In five short years, Tiffany Munsell, MBA’19, has moved from commercial manager at Rolls Royce to chief of staff to the CEO of Rolls-Royce North America and President of Defense in Reston, Virginia. She says she is a different leader than she was prior to earning her degree from the Evening MBA Program at the Kelley School of Business.
“I spent a lot of time developing my leadership skills at Kelley; finding where my gaps were, figuring out how I could grow.This included a 360 evaluation with my team to really challenge myself to be a better, more influential leader,” she says. “This has paid off insurmountably. It’s how I made a quick bump in five years to chief of staff. Without question, my commitment and the Evening MBA Program paid off to help me to be a well-respected and well-rounded leader.”
Tiffany began the Evening MBA as an attorney seeking greater business acumen. Her goal for earning the degree was to gain both the skills and credentials to grow into other areas of business beyond general counsel. “I hope this program provides me an opportunity to go from being a middle manager to being an executive,” she said back in 2018. As she assumed her new role, the groundwork she’d built in leadership continued to pay off.
“At Kelley, I took all the assessments about my personality and leadership style, and I can tell you from start to finish I have actual, raw data points to mark my progression. Even more than that, I’m more confident in my leadership abilities after the MBA,” Tiffany says. “I challenge myself and others to work on themselves as leaders. I find that teams actually seek out opportunities to work for me now because of how much I invest into trying to be the best leader I can be.”
From start to finish I have actual, raw data points to mark my progression. Even more than that, I’m more confident in my leadership abilities after the MBA.”

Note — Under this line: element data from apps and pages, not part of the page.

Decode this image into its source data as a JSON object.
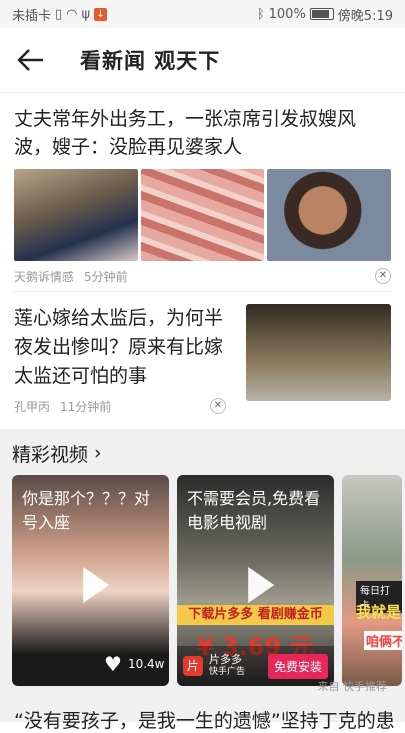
{
  "status": {
    "carrier": "未插卡",
    "battery": "100%",
    "time": "傍晚5:19"
  },
  "header": {
    "title": "看新闻 观天下"
  },
  "article1": {
    "title": "丈夫常年外出务工，一张凉席引发叔嫂风波，嫂子：没脸再见婆家人",
    "source": "天鹅诉情感",
    "time": "5分钟前"
  },
  "article2": {
    "title": "莲心嫁给太监后，为何半夜发出惨叫？原来有比嫁太监还可怕的事",
    "source": "孔甲丙",
    "time": "11分钟前"
  },
  "videos": {
    "section_title": "精彩视频",
    "items": [
      {
        "caption": "你是那个？？？对号入座",
        "likes": "10.4w"
      },
      {
        "caption": "不需要会员,免费看电影电视剧",
        "banner": "下载片多多 看剧赚金币",
        "price": "¥ 3.69 元",
        "app": "片多多",
        "ad_note": "快手广告",
        "install": "免费安装"
      },
      {
        "tag1": "每日打卡",
        "tag2": "我就是",
        "tag3": "咱俩不"
      }
    ],
    "source_note": "来自 快手推荐"
  },
  "next_article": {
    "title": "“没有要孩子，是我一生的遗憾”坚持丁克的患"
  }
}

As the COVID-19 pandemic swept across the globe, it impacted many industries—particularly aerospace—and forced leaders like Tiffany to reconsider how they motivate their teams. Shortly after she joined the organization, Tiffany was leading the crisis management team—managing the flow of information and communication among local and global sites and company leadership.
“My legal background helped me understand risk management, and my experience in supply chain helped me understand operations. My unique background lent me to be a good fit and understand how the puzzle pieces fit together,” says Tiffany. “The biggest tools I used from Kelley at this time were leadership skills—being able to rise to the occasion, work with cross-functional teams, multiple backgrounds and disciplines while presenting well on behalf of the entire team.”

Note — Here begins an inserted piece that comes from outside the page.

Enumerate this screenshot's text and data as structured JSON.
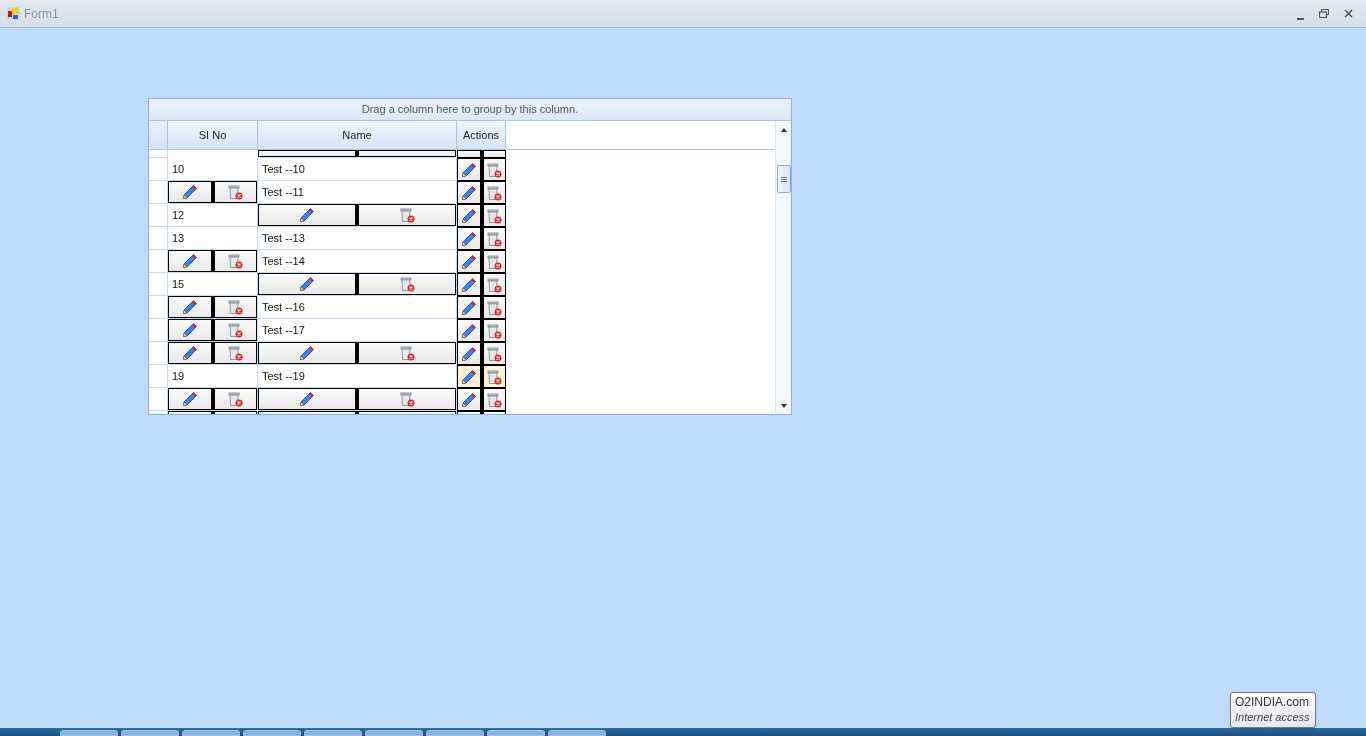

While some employees continued working on the factory floor, others were sent home indefinitely. There were many different demands and perspectives to consider. Tiffany’s organization had to find their place in the new normal.
“Part of what I have to do as a leader is to remain motivated and positive in the face of uncertainty, which is certainly challenging when you don’t know what lies ahead,” she says. “At the same time, I encourage my colleagues and superiors to remember that the old way of doing things is over – we must be agile and flexible with our workforce about working from home, returning to the office and addressing social unrest. Kelley has helped me find my voice and feel comfortable speaking out in all those scenarios.”

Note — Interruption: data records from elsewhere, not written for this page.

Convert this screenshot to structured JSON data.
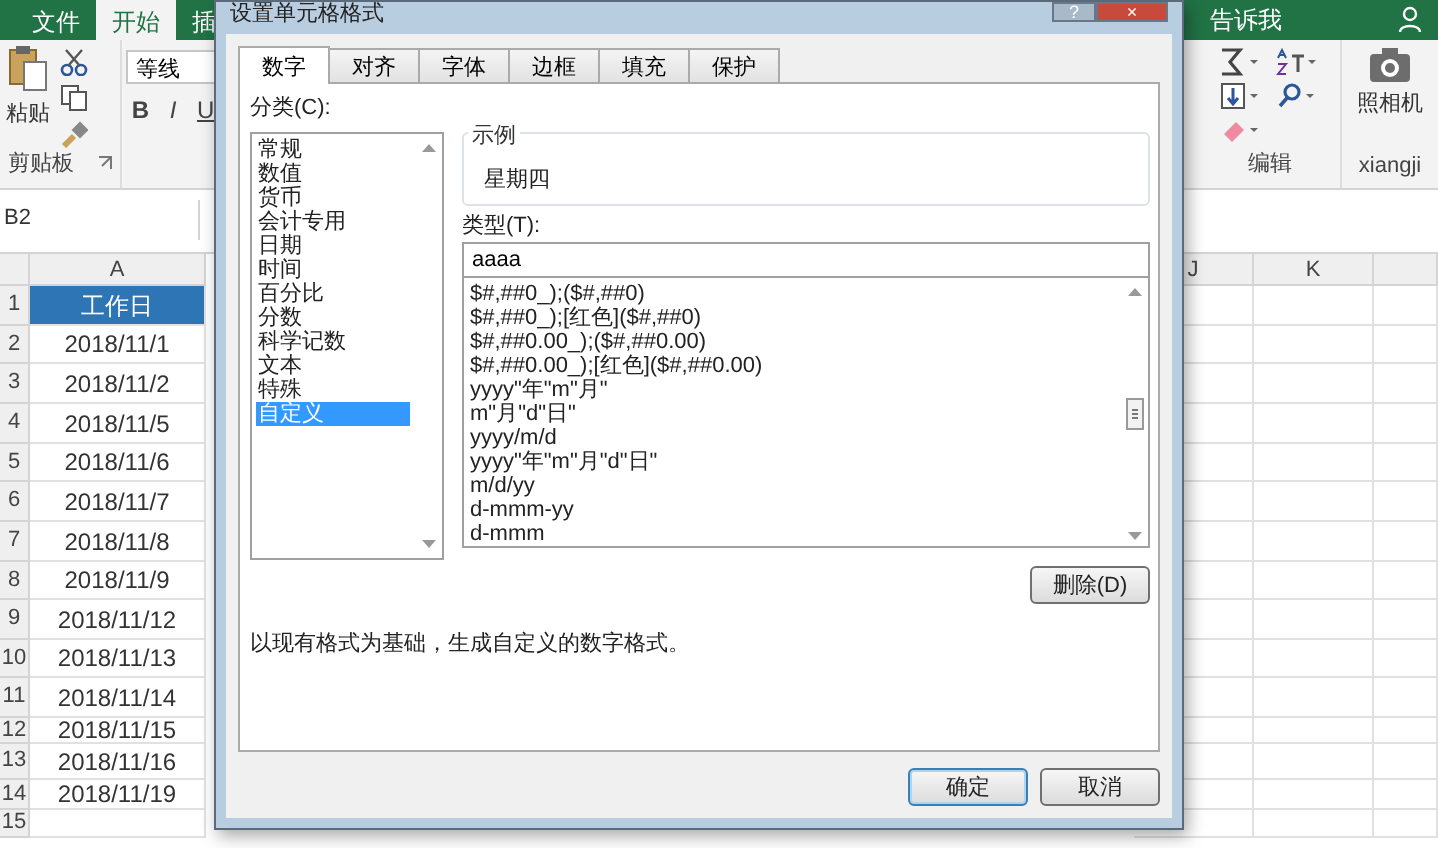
{
  "excel": {
    "ribbon_tabs": [
      {
        "label": "文件",
        "selected": false
      },
      {
        "label": "开始",
        "selected": true
      },
      {
        "label": "插",
        "selected": false
      }
    ],
    "tell_me": "告诉我",
    "clipboard": {
      "paste": "粘贴",
      "group": "剪贴板"
    },
    "font": {
      "name": "等线",
      "bold": "B",
      "italic": "I",
      "underline": "U"
    },
    "editing": {
      "group": "编辑"
    },
    "camera": {
      "label": "照相机",
      "group": "xiangji"
    },
    "name_box": "B2",
    "columns": [
      "A",
      "J",
      "K"
    ],
    "rows": [
      {
        "number": "1",
        "cell": "工作日",
        "kind": "header"
      },
      {
        "number": "2",
        "cell": "2018/11/1",
        "kind": "date"
      },
      {
        "number": "3",
        "cell": "2018/11/2",
        "kind": "date"
      },
      {
        "number": "4",
        "cell": "2018/11/5",
        "kind": "date"
      },
      {
        "number": "5",
        "cell": "2018/11/6",
        "kind": "date"
      },
      {
        "number": "6",
        "cell": "2018/11/7",
        "kind": "date"
      },
      {
        "number": "7",
        "cell": "2018/11/8",
        "kind": "date"
      },
      {
        "number": "8",
        "cell": "2018/11/9",
        "kind": "date"
      },
      {
        "number": "9",
        "cell": "2018/11/12",
        "kind": "date"
      },
      {
        "number": "10",
        "cell": "2018/11/13",
        "kind": "date"
      },
      {
        "number": "11",
        "cell": "2018/11/14",
        "kind": "date"
      },
      {
        "number": "12",
        "cell": "2018/11/15",
        "kind": "date"
      },
      {
        "number": "13",
        "cell": "2018/11/16",
        "kind": "date"
      },
      {
        "number": "14",
        "cell": "2018/11/19",
        "kind": "date"
      },
      {
        "number": "15",
        "kind": "empty"
      }
    ]
  },
  "dialog": {
    "title": "设置单元格格式",
    "help_button": "?",
    "close_button": "×",
    "tabs": [
      {
        "label": "数字",
        "selected": true
      },
      {
        "label": "对齐",
        "selected": false
      },
      {
        "label": "字体",
        "selected": false
      },
      {
        "label": "边框",
        "selected": false
      },
      {
        "label": "填充",
        "selected": false
      },
      {
        "label": "保护",
        "selected": false
      }
    ],
    "category_label": "分类(C):",
    "categories": [
      {
        "label": "常规",
        "selected": false
      },
      {
        "label": "数值",
        "selected": false
      },
      {
        "label": "货币",
        "selected": false
      },
      {
        "label": "会计专用",
        "selected": false
      },
      {
        "label": "日期",
        "selected": false
      },
      {
        "label": "时间",
        "selected": false
      },
      {
        "label": "百分比",
        "selected": false
      },
      {
        "label": "分数",
        "selected": false
      },
      {
        "label": "科学记数",
        "selected": false
      },
      {
        "label": "文本",
        "selected": false
      },
      {
        "label": "特殊",
        "selected": false
      },
      {
        "label": "自定义",
        "selected": true
      }
    ],
    "sample_label": "示例",
    "sample": "星期四",
    "type_label": "类型(T):",
    "type_value": "aaaa",
    "formats": [
      "$#,##0_);($#,##0)",
      "$#,##0_);[红色]($#,##0)",
      "$#,##0.00_);($#,##0.00)",
      "$#,##0.00_);[红色]($#,##0.00)",
      "yyyy\"年\"m\"月\"",
      "m\"月\"d\"日\"",
      "yyyy/m/d",
      "yyyy\"年\"m\"月\"d\"日\"",
      "m/d/yy",
      "d-mmm-yy",
      "d-mmm"
    ],
    "delete_button": "删除(D)",
    "description": "以现有格式为基础，生成自定义的数字格式。",
    "ok_button": "确定",
    "cancel_button": "取消"
  }
}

Regardless of the uncertainty in the job market now or in the future, Tiffany says a Kelley MBA is a credential that will always be useful, both during the coursework and after the program is complete.
“It’s valuable to have work experience going into the program and to continue working while you earn an MBA,” she says. “I liked the Kelley Evening MBA Program because it was critical to be able to apply in real time those practical lessons that I gained in class.”
Tiffany’s current role is largely leadership and project management, but during her studies, she led a procurement team in which she used every aspect of her degree.
“I used nearly everything Kelley taught me: marketing, understanding market dynamics, understanding my customer and the supply chain, on-time delivery and how that impacts pricing, the negotiations with my suppliers or financial aspects,” she says. “I managed a thin budget, and it was critical to understand the five-year implications of the bu
dget for the total buildup of our engine and rollout of financial performance.”
As Tiffany continues to engage wider teams at Rolls Royce, she appreciates the ability to learn from a diverse group ofcolleagues. In the Evening MBA Program, students work collaboratively with classmates in their cohort, creating interaction among professionals who otherwise may not have had the opportunity to work together. Tiffany is an advocate for adding a new lens to her perspective as a leader, whenever possible.
“One thing I liked about the Kelley Evening MBA Program is the integration of teams in every way possible. I believe working together in diverse groups adds a new, important dynamic and a depth to that kind of team engagement,” she says. “You want an MBA to be reflective of an experience you can take back to your workplace, and you can’t do that if it’s a homogeneous group. Kelley gives you diverse discussions and interactions you can apply in real-life settings.”